Senator Feingold struggles in Wisconsin

WASHINGTON (Reuters) - Veteran Democratic Senator Russ Feingold is struggling in his bid for re-election in Wisconsin due in part to concerns about his ability to help create jobs, a Reuters-Ipsos poll found on Tuesday.

With three weeks to go until the November 2 congressional elections, the poll found wealthy Republican businessman Ron Johnson leading Feingold by 51 percent to 44 percent among likely voters in Wisconsin.

Feingold, bidding for a fourth six-year term, had long been seen as a safe incumbent but a weak U.S. economy has generated doubts about him and many of President Barack Obama’s Democratic allies.

Wisconsin is one of a dozen crucial races in the fight for control of the Senate, now controlled by Democrats.

Republicans are seen winning a majority in the U.S. House of Representatives from Democrats, but their chances of taking the Senate are slimmer.

After the vote, Obama is likely to face a more hostile Congress in 2011 and struggle to get approval for any climate change and immigrations bills.

A key victory for Republicans would be the Wisconsin seat. Johnson was seen in the poll as being “the best person to help generate jobs in Wisconsin” -- 49 percent compared to 36 percent for Feingold.

By a 42-28 percent margin, Feingold was more likely to be seen as “part of the problem with politics right now in this country,” according to the poll.

“With some of the right messaging and campaigning and higher Democratic turnout than anticipated, Feingold could pull this back down, I suppose, but it’s not looking very good right now,” said Ipsos pollster Julia Clark.

Voters said Feingold’s support for Obama’s healthcare reform this year made little difference to their preference.

Clark said Feingold is likely suffering from an anti-incumbent backlash against Washington.

“I don’t think it’s that he’s seen as incompetent or weak on any particular issue, I think it’s simply that this is a race where there’s a very specific set of circumstances that means incumbency is no good thing,” she said.

In the Wisconsin governor’s race, Republican Scott Walker leads his Democratic opponent, Tom Barrett, by 10 points, 52 percent to 42 percent.

Incumbent Governor Jim Doyle, a Democrat, has relatively weak job approval ratings, with 60 percent disapproving and 34 percent approving his job performance.

Republicans are highly motivated to vote in Wisconsin compared to Democrats, an “enthusiasm gap” that worries Democrats. The poll found 80 percent of Republicans and 60 percent of Democrats “certain” to vote in November.
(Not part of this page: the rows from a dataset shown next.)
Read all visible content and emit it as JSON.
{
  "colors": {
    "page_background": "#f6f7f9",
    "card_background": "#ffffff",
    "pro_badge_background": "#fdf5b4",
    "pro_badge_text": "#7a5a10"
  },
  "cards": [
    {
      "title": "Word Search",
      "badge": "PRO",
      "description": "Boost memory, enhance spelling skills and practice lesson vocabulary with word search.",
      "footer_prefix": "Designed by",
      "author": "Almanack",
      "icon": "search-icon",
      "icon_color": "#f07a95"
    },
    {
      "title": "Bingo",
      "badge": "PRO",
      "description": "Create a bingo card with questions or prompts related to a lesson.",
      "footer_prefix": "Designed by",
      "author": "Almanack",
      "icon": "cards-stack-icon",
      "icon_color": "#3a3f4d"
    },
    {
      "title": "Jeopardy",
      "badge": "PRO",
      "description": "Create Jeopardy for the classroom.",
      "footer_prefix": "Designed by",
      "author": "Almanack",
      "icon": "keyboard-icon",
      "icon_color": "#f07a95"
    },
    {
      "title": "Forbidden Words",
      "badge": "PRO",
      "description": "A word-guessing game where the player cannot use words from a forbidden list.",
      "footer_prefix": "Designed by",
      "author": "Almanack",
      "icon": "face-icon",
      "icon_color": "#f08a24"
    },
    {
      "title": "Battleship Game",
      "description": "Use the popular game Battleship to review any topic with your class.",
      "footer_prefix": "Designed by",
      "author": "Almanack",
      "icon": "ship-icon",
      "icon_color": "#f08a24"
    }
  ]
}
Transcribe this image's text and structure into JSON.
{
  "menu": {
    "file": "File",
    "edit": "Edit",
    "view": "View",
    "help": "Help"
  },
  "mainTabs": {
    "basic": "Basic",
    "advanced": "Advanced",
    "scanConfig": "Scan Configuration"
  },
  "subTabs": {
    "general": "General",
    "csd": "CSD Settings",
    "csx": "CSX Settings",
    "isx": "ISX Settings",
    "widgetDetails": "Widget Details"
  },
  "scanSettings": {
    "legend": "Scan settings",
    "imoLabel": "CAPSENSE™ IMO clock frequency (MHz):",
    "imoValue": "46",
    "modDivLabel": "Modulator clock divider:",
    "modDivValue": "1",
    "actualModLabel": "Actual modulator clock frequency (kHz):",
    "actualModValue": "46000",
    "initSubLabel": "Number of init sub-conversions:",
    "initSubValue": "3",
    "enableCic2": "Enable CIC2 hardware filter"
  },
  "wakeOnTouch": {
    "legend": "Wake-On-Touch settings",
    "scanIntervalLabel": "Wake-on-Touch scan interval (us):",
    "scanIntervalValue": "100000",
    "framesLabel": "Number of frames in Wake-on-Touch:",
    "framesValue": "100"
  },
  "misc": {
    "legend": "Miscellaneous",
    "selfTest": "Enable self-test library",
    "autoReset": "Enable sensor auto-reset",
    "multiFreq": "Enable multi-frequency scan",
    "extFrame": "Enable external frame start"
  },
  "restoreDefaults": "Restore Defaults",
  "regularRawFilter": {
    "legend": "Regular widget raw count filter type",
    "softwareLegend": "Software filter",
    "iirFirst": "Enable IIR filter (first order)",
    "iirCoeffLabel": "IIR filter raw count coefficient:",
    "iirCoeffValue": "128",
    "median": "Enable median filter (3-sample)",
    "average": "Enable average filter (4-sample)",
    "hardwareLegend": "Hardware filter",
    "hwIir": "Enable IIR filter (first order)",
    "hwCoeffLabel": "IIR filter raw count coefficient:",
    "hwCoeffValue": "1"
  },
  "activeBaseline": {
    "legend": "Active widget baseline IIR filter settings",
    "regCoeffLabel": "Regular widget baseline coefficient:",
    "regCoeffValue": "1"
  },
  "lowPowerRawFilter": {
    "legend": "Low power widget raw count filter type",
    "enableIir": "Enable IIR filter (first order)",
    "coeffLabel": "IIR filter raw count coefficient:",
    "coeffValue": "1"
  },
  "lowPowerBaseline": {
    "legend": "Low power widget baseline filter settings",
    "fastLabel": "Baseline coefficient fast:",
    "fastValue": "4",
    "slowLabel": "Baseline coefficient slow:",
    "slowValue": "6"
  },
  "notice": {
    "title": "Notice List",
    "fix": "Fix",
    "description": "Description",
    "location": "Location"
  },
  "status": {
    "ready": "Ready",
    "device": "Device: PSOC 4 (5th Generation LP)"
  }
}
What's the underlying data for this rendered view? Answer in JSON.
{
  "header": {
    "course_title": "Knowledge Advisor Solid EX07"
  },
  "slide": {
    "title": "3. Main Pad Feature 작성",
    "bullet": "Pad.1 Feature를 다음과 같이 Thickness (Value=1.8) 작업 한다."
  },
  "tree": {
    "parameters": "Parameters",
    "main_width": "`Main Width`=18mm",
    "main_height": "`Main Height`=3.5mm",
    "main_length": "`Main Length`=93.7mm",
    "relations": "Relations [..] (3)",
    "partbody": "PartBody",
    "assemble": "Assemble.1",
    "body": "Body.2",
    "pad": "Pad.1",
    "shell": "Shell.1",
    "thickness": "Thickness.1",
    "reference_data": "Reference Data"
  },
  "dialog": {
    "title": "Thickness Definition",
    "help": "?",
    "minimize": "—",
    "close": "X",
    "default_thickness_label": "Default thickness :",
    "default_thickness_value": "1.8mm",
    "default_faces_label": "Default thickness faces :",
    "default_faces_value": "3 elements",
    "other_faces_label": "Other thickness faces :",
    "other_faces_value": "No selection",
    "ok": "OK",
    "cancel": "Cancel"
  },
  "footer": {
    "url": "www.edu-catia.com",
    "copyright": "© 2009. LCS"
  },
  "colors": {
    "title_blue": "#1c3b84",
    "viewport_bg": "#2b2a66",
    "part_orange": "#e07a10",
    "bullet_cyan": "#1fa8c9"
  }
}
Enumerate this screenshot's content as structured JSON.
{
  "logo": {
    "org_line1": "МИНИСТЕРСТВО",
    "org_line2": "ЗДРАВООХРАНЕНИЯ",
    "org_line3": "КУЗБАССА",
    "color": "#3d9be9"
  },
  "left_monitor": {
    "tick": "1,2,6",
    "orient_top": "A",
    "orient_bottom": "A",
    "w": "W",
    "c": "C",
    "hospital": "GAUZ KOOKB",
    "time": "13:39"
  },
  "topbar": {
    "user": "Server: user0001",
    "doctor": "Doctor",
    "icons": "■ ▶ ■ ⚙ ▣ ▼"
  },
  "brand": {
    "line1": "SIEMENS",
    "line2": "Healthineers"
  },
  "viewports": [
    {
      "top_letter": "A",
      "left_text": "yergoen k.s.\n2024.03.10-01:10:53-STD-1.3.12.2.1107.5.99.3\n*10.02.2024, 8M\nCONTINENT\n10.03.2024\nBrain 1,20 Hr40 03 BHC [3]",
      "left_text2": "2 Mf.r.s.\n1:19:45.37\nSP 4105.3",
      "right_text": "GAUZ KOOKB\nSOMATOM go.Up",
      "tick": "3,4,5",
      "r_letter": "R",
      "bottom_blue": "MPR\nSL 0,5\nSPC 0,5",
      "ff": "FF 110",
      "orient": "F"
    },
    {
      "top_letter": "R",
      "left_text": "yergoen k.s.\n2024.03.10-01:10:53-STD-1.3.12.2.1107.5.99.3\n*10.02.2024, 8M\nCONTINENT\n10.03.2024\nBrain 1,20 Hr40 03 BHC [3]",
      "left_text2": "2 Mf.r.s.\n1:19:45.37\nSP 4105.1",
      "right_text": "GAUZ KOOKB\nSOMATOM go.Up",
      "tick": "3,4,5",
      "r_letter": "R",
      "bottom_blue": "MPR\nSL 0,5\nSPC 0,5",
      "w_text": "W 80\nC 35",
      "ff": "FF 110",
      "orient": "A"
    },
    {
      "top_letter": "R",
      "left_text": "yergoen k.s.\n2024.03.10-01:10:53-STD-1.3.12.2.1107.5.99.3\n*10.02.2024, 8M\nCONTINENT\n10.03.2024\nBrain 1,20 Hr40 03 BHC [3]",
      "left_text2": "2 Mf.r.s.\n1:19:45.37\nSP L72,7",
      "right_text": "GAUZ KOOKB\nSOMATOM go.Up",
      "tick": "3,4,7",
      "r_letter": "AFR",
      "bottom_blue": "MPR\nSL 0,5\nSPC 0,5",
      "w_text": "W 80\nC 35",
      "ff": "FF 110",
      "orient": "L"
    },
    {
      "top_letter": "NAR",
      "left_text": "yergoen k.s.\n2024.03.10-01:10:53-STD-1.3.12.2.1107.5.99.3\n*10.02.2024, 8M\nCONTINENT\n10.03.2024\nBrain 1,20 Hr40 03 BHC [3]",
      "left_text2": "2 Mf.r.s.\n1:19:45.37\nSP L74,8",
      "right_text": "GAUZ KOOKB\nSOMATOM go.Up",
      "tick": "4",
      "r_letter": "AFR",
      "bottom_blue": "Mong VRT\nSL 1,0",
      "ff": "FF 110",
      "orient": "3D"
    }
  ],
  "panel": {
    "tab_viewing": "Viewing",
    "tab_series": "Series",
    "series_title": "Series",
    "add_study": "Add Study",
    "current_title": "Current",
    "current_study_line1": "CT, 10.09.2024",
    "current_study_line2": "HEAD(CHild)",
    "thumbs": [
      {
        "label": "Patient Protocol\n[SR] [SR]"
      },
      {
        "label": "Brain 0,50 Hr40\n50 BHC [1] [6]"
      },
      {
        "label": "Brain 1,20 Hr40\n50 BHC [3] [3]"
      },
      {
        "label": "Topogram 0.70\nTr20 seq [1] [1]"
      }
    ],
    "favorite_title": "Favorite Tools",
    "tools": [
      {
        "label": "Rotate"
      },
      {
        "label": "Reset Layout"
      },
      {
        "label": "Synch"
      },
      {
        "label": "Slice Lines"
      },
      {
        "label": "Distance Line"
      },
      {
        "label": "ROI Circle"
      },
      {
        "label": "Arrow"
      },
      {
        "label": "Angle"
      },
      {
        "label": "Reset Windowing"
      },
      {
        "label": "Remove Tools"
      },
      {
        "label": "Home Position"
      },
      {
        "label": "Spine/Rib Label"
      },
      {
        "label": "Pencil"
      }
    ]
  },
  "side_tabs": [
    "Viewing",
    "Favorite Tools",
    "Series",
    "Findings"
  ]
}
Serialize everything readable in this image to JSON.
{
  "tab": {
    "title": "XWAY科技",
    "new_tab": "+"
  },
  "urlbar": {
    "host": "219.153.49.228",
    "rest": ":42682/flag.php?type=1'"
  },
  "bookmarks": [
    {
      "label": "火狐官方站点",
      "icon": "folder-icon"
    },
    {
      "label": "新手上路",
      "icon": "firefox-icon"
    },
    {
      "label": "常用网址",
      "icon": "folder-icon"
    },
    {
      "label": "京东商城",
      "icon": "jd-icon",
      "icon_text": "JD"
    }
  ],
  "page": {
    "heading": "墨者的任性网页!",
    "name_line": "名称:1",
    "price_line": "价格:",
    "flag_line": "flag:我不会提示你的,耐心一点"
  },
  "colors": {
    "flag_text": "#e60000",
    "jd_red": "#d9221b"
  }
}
The Ipsos poll of 600 registered voters, including 451 who said they were likely to vote, was conducted from Friday to Monday. The full survey of registered voters has a margin for error of 4 percentage points while the smaller sample of likely voters has a margin for error of 4.6 points.

Reporting by Steve Holland; Editing by Christopher Wilson